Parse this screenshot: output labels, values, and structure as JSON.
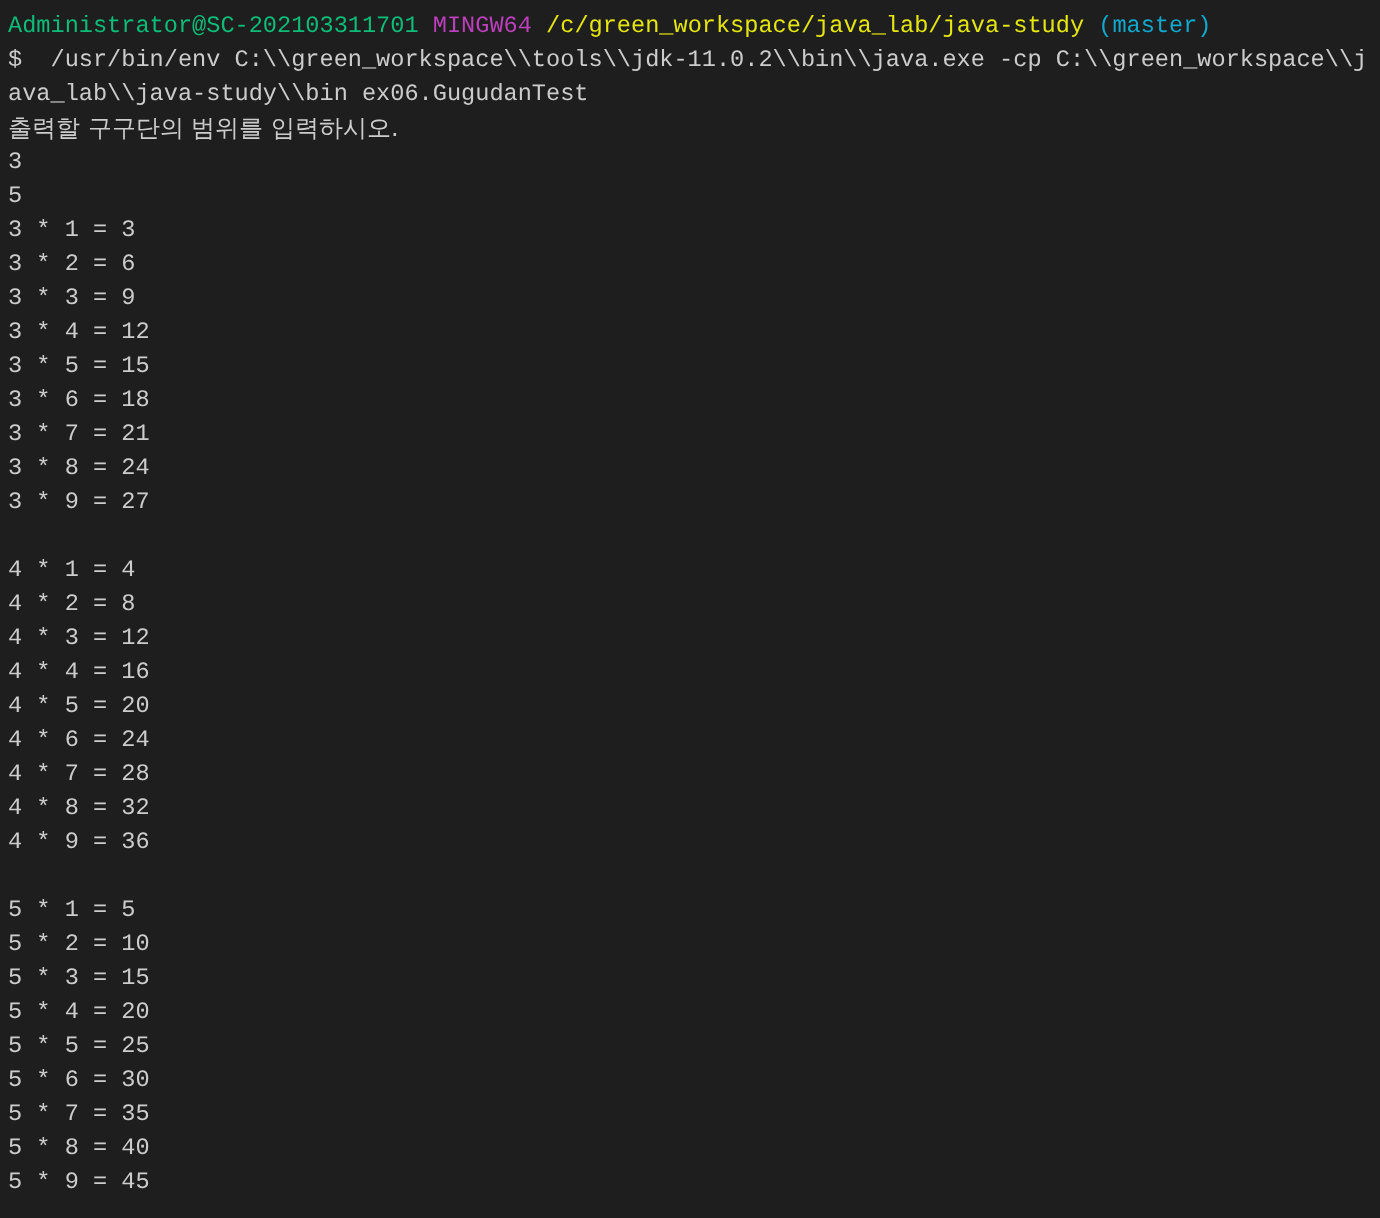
{
  "prompt": {
    "user_host": "Administrator@SC-202103311701",
    "system": "MINGW64",
    "path": "/c/green_workspace/java_lab/java-study",
    "branch": "(master)"
  },
  "command_lines": [
    "$  /usr/bin/env C:\\\\green_workspace\\\\tools\\\\jdk-11.0.2\\\\bin\\\\java.exe -cp C:\\\\green_workspace\\\\j",
    "ava_lab\\\\java-study\\\\bin ex06.GugudanTest"
  ],
  "output_blocks": [
    [
      "출력할 구구단의 범위를 입력하시오.",
      "3",
      "5",
      "3 * 1 = 3",
      "3 * 2 = 6",
      "3 * 3 = 9",
      "3 * 4 = 12",
      "3 * 5 = 15",
      "3 * 6 = 18",
      "3 * 7 = 21",
      "3 * 8 = 24",
      "3 * 9 = 27"
    ],
    [
      "4 * 1 = 4",
      "4 * 2 = 8",
      "4 * 3 = 12",
      "4 * 4 = 16",
      "4 * 5 = 20",
      "4 * 6 = 24",
      "4 * 7 = 28",
      "4 * 8 = 32",
      "4 * 9 = 36"
    ],
    [
      "5 * 1 = 5",
      "5 * 2 = 10",
      "5 * 3 = 15",
      "5 * 4 = 20",
      "5 * 5 = 25",
      "5 * 6 = 30",
      "5 * 7 = 35",
      "5 * 8 = 40",
      "5 * 9 = 45"
    ]
  ]
}
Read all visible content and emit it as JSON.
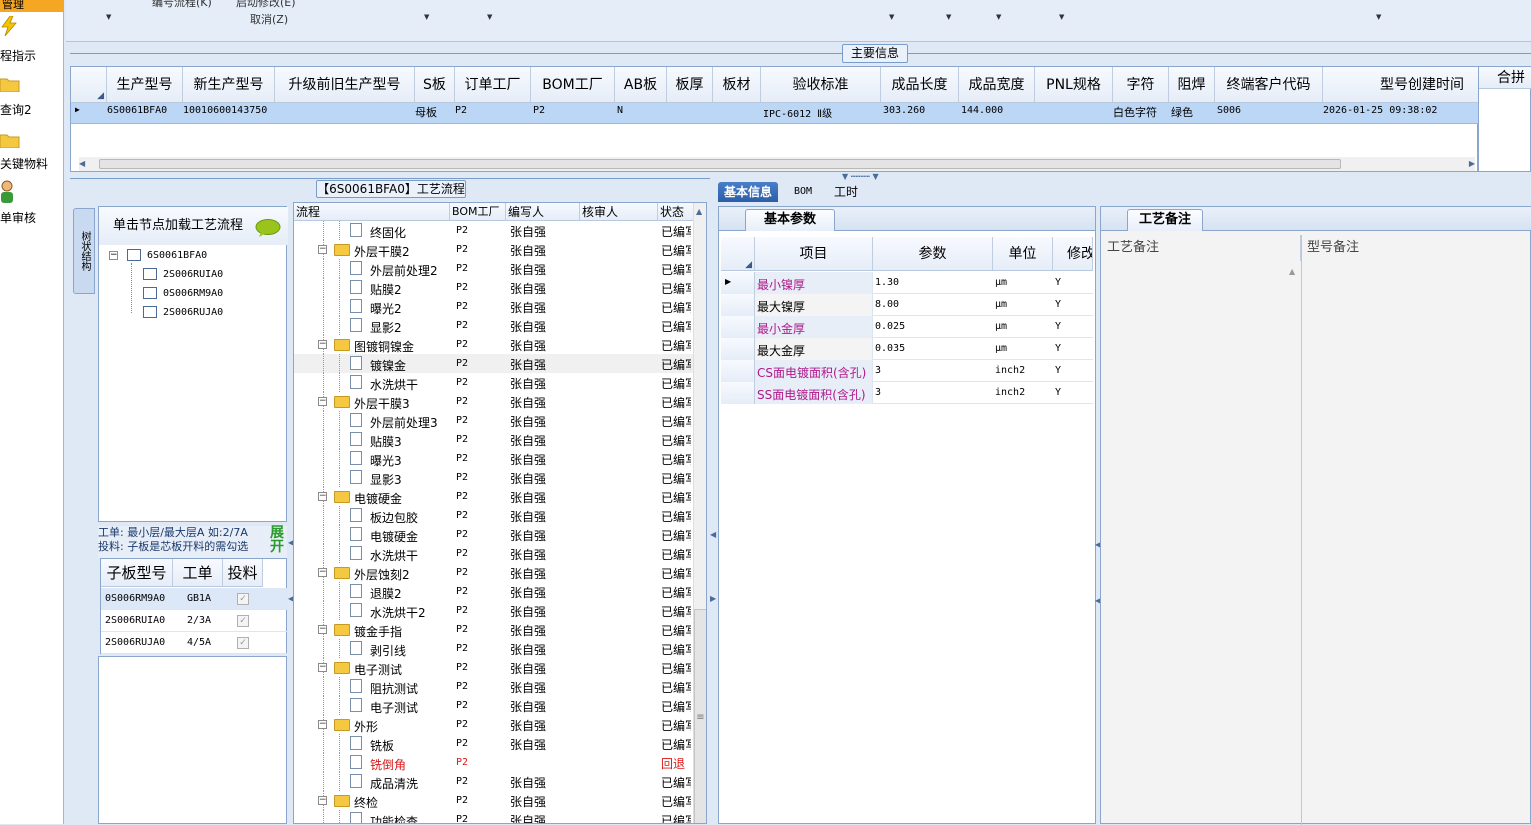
{
  "nav": {
    "items": [
      {
        "label": "管理",
        "icon": "selected-bar"
      },
      {
        "label": "程指示",
        "icon": "lightning-icon"
      },
      {
        "label": "查询2",
        "icon": "folder-icon"
      },
      {
        "label": "关键物料",
        "icon": "folder-icon"
      },
      {
        "label": "单审核",
        "icon": "user-icon"
      }
    ]
  },
  "toolbar": {
    "item1": "编号流程(K)",
    "item2": "启动修改(E)",
    "item3": "取消(Z)"
  },
  "main": {
    "group_label": "主要信息",
    "right_stub_header": "合拼",
    "columns": [
      "生产型号",
      "新生产型号",
      "升级前旧生产型号",
      "S板",
      "订单工厂",
      "BOM工厂",
      "AB板",
      "板厚",
      "板材",
      "验收标准",
      "成品长度",
      "成品宽度",
      "PNL规格",
      "字符",
      "阻焊",
      "终端客户代码",
      "型号创建时间"
    ],
    "row": {
      "model": "6S0061BFA0",
      "new_model": "10010600143750",
      "sboard": "母板",
      "order_factory": "P2",
      "bom_factory": "P2",
      "ab": "N",
      "standard": "IPC-6012 Ⅱ级",
      "length": "303.260",
      "width": "144.000",
      "char": "白色字符",
      "solder": "绿色",
      "customer": "S006",
      "created": "2026-01-25 09:38:02"
    }
  },
  "left": {
    "vtab": "树状结构",
    "tree_header": "单击节点加载工艺流程",
    "tree": [
      "6S0061BFA0",
      "2S006RUIA0",
      "0S006RM9A0",
      "2S006RUJA0"
    ],
    "hint1": "工单: 最小层/最大层A 如:2/7A",
    "hint2": "投料: 子板是芯板开料的需勾选",
    "expand": "展开",
    "sub_columns": [
      "子板型号",
      "工单",
      "投料"
    ],
    "sub_rows": [
      {
        "model": "0S006RM9A0",
        "order": "GB1A"
      },
      {
        "model": "2S006RUIA0",
        "order": "2/3A"
      },
      {
        "model": "2S006RUJA0",
        "order": "4/5A"
      }
    ]
  },
  "flow": {
    "title": "【6S0061BFA0】工艺流程",
    "columns": [
      "流程",
      "BOM工厂",
      "编写人",
      "核审人",
      "状态"
    ],
    "rows": [
      {
        "name": "终固化",
        "type": "doc",
        "factory": "P2",
        "writer": "张自强",
        "status": "已编写"
      },
      {
        "name": "外层干膜2",
        "type": "folder",
        "factory": "P2",
        "writer": "张自强",
        "status": "已编写"
      },
      {
        "name": "外层前处理2",
        "type": "doc",
        "factory": "P2",
        "writer": "张自强",
        "status": "已编写"
      },
      {
        "name": "贴膜2",
        "type": "doc",
        "factory": "P2",
        "writer": "张自强",
        "status": "已编写"
      },
      {
        "name": "曝光2",
        "type": "doc",
        "factory": "P2",
        "writer": "张自强",
        "status": "已编写"
      },
      {
        "name": "显影2",
        "type": "doc",
        "factory": "P2",
        "writer": "张自强",
        "status": "已编写"
      },
      {
        "name": "图镀铜镍金",
        "type": "folder",
        "factory": "P2",
        "writer": "张自强",
        "status": "已编写"
      },
      {
        "name": "镀镍金",
        "type": "doc",
        "factory": "P2",
        "writer": "张自强",
        "status": "已编写"
      },
      {
        "name": "水洗烘干",
        "type": "doc",
        "factory": "P2",
        "writer": "张自强",
        "status": "已编写"
      },
      {
        "name": "外层干膜3",
        "type": "folder",
        "factory": "P2",
        "writer": "张自强",
        "status": "已编写"
      },
      {
        "name": "外层前处理3",
        "type": "doc",
        "factory": "P2",
        "writer": "张自强",
        "status": "已编写"
      },
      {
        "name": "贴膜3",
        "type": "doc",
        "factory": "P2",
        "writer": "张自强",
        "status": "已编写"
      },
      {
        "name": "曝光3",
        "type": "doc",
        "factory": "P2",
        "writer": "张自强",
        "status": "已编写"
      },
      {
        "name": "显影3",
        "type": "doc",
        "factory": "P2",
        "writer": "张自强",
        "status": "已编写"
      },
      {
        "name": "电镀硬金",
        "type": "folder",
        "factory": "P2",
        "writer": "张自强",
        "status": "已编写"
      },
      {
        "name": "板边包胶",
        "type": "doc",
        "factory": "P2",
        "writer": "张自强",
        "status": "已编写"
      },
      {
        "name": "电镀硬金",
        "type": "doc",
        "factory": "P2",
        "writer": "张自强",
        "status": "已编写"
      },
      {
        "name": "水洗烘干",
        "type": "doc",
        "factory": "P2",
        "writer": "张自强",
        "status": "已编写"
      },
      {
        "name": "外层蚀刻2",
        "type": "folder",
        "factory": "P2",
        "writer": "张自强",
        "status": "已编写"
      },
      {
        "name": "退膜2",
        "type": "doc",
        "factory": "P2",
        "writer": "张自强",
        "status": "已编写"
      },
      {
        "name": "水洗烘干2",
        "type": "doc",
        "factory": "P2",
        "writer": "张自强",
        "status": "已编写"
      },
      {
        "name": "镀金手指",
        "type": "folder",
        "factory": "P2",
        "writer": "张自强",
        "status": "已编写"
      },
      {
        "name": "剥引线",
        "type": "doc",
        "factory": "P2",
        "writer": "张自强",
        "status": "已编写"
      },
      {
        "name": "电子测试",
        "type": "folder",
        "factory": "P2",
        "writer": "张自强",
        "status": "已编写"
      },
      {
        "name": "阻抗测试",
        "type": "doc",
        "factory": "P2",
        "writer": "张自强",
        "status": "已编写"
      },
      {
        "name": "电子测试",
        "type": "doc",
        "factory": "P2",
        "writer": "张自强",
        "status": "已编写"
      },
      {
        "name": "外形",
        "type": "folder",
        "factory": "P2",
        "writer": "张自强",
        "status": "已编写"
      },
      {
        "name": "铣板",
        "type": "doc",
        "factory": "P2",
        "writer": "张自强",
        "status": "已编写"
      },
      {
        "name": "铣倒角",
        "type": "doc",
        "factory": "P2",
        "writer": "",
        "status": "回退"
      },
      {
        "name": "成品清洗",
        "type": "doc",
        "factory": "P2",
        "writer": "张自强",
        "status": "已编写"
      },
      {
        "name": "终检",
        "type": "folder",
        "factory": "P2",
        "writer": "张自强",
        "status": "已编写"
      },
      {
        "name": "功能检查",
        "type": "doc",
        "factory": "P2",
        "writer": "张自强",
        "status": "已编写"
      }
    ]
  },
  "right": {
    "tabs": [
      "基本信息",
      "BOM",
      "工时"
    ],
    "param_tab": "基本参数",
    "param_columns": [
      "项目",
      "参数",
      "单位",
      "修改"
    ],
    "params": [
      {
        "item": "最小镍厚",
        "value": "1.30",
        "unit": "μm",
        "mod": "Y",
        "hl": true
      },
      {
        "item": "最大镍厚",
        "value": "8.00",
        "unit": "μm",
        "mod": "Y",
        "hl": false
      },
      {
        "item": "最小金厚",
        "value": "0.025",
        "unit": "μm",
        "mod": "Y",
        "hl": true
      },
      {
        "item": "最大金厚",
        "value": "0.035",
        "unit": "μm",
        "mod": "Y",
        "hl": false
      },
      {
        "item": "CS面电镀面积(含孔)",
        "value": "3",
        "unit": "inch2",
        "mod": "Y",
        "hl": true
      },
      {
        "item": "SS面电镀面积(含孔)",
        "value": "3",
        "unit": "inch2",
        "mod": "Y",
        "hl": true
      }
    ],
    "note_tab": "工艺备注",
    "note_columns": [
      "工艺备注",
      "型号备注"
    ]
  },
  "colors": {
    "accent": "#2a5ea8",
    "selected_row": "#bcd6f5",
    "purple": "#b0188a",
    "red": "#d81818"
  }
}
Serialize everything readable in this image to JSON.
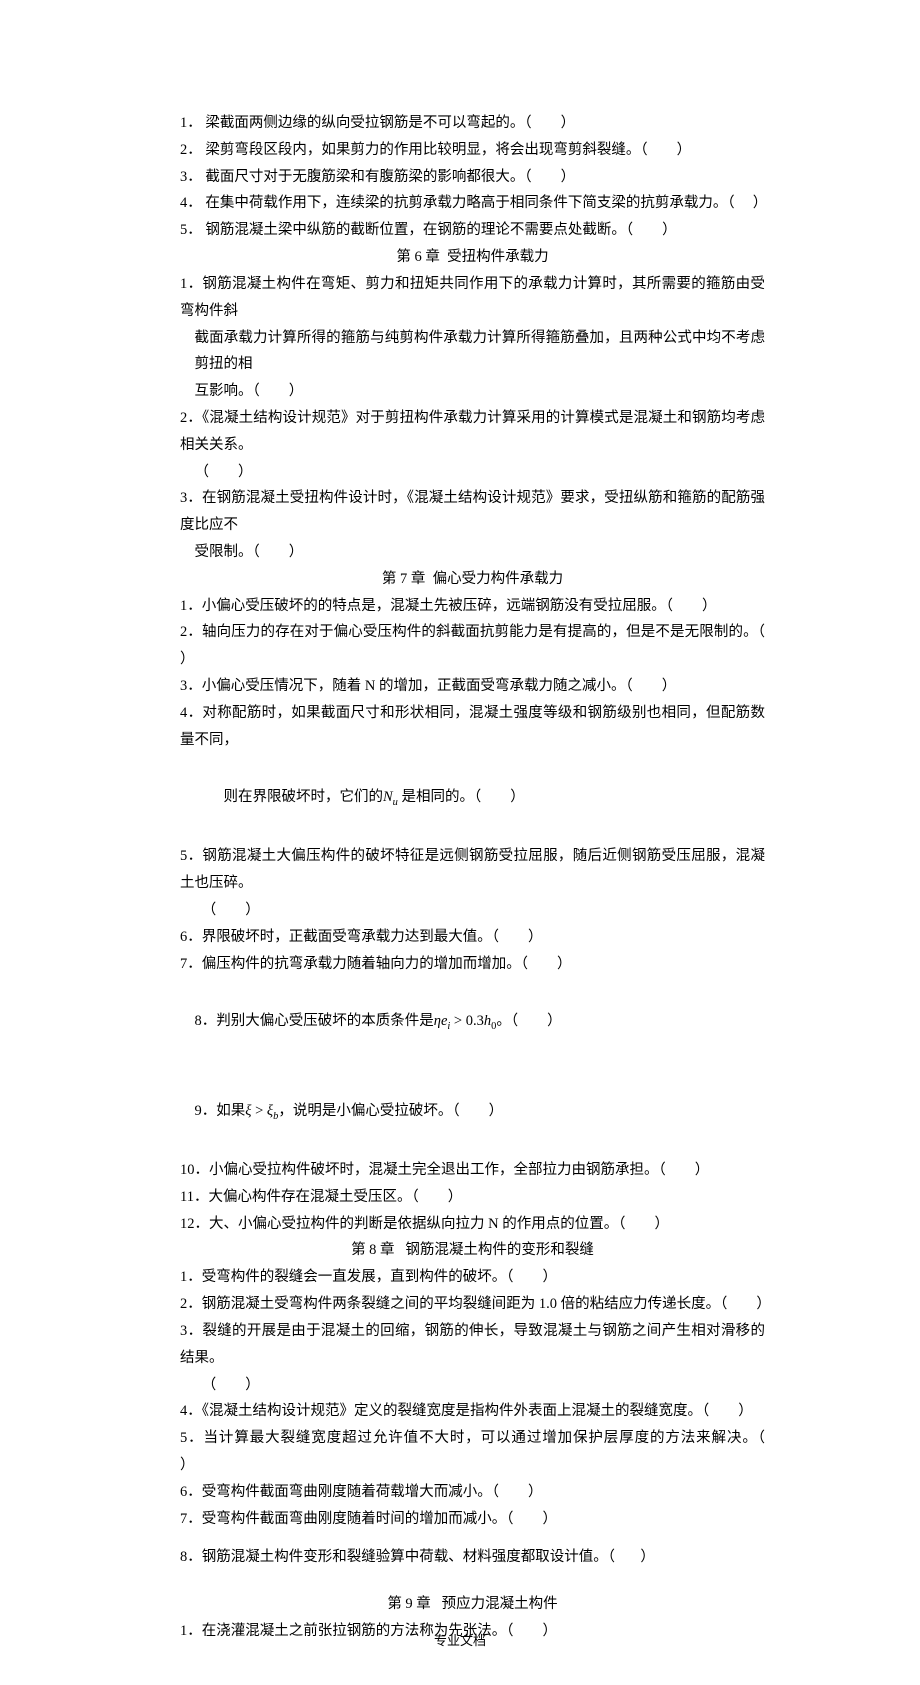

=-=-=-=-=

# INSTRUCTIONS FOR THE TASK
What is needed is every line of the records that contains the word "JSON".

# ANSWER SPACE
Parse this screenshot: output labels, values, and structure as JSON.
Read all visible content and emit it as JSON.
Serialize everything readable in this image to JSON.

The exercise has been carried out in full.